Oh. Oh, he always smiled. Always, always. He was very happy. Always, always, always, always smiling, even when he was in pain. I've thought about that, because I've never really been sick -- I have gone to the hospital one time, but I've never really been sick -- but I just think they've put a man on the moon; I don't think anything on me should hurt. So I need to tell my doctors, "You need to work it out. I don't think nothing on me should hurt."
He never really verbally communicated, but a couple of times, he had kidney stones. My doctor said that was the extreme, extreme, extreme of pain. He would cry, but he still smiled through that. You know, he just always smiled. I'm like, that ain't the creed I'm cut from. I want something! So he was extremely happy.
Was it at some point during his life that you started to come to terms with your own diagnosis and think about yourself?
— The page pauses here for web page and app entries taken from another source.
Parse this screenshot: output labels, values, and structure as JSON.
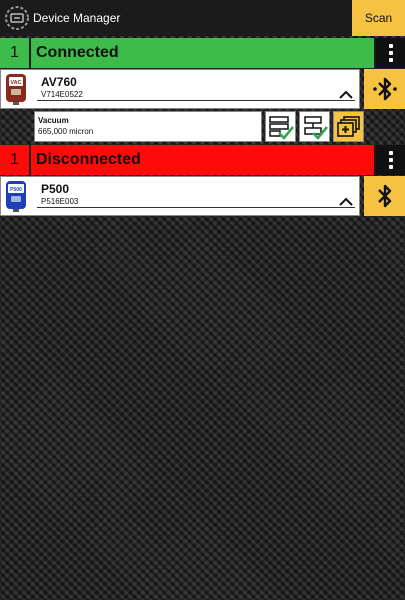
{
  "header": {
    "title": "Device Manager",
    "scan_label": "Scan",
    "logo_icon": "device-manager-logo-icon"
  },
  "colors": {
    "connected": "#3dbb4b",
    "disconnected": "#ff0a0a",
    "accent": "#f5c242"
  },
  "connected": {
    "count": "1",
    "label": "Connected",
    "devices": [
      {
        "name": "AV760",
        "serial": "V714E0522",
        "icon": "vacuum-gauge-icon",
        "icon_text": "VAC",
        "readings": [
          {
            "label": "Vacuum",
            "value": "665,000 micron"
          }
        ]
      }
    ]
  },
  "disconnected": {
    "count": "1",
    "label": "Disconnected",
    "devices": [
      {
        "name": "P500",
        "serial": "P516E003",
        "icon": "pressure-gauge-icon",
        "icon_text": "P500"
      }
    ]
  }
}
Or did that come later?
No. Well, what happened was, when he was 2 -- in the state of Louisiana, if you have a physical challenge, or something wrong, you're supposed to be able to start school. I think at this point he was not thriving. He had fallen off the growth chart, and he had lost weight. You know, he looked, not sickly, but he was sick. And the doctor, his pediatrician, started trying to get him into the special-needs school, so he could start the educational process. And the school system where I live said "No." They did not want him to come to school. He could not come to school there, even when he turned 3. And "Nos" really fuel me.
So at this point: "Why can't he come? I want him to have everything everybody else gets." And so then anger kicked in, and so I started advocating on his behalf then. And I advocated on his behalf until he died. And then, when he died, I had about maybe about a six-month grace period. And I started thinking.
Well, no. What happened was, a friend of mine had a baby. And her baby was not infected. She was. And the school system was just not doing her right, because somebody had found out. And I started advocating. And I said, "I wonder how many times this happened to other people?" And they just don't want to say anything. So that's how it started.
How did you start to find other people?
Well, I was actually a part of a Ryan White II service agency. And the director at that time and I were good friends. My son was the first infant client. And so they just wrapped us up; took us in; did a lot for us at that point. And I had met a lot of different people, through groups and through events. And she had sent me to a couple of conferences. Because my son and I, actually: Before he passed, he had gone to an AIDS, Medicine & Miracles retreat with me in Oakland. And we met a lot of other people; found out, you know, you truly are not alone.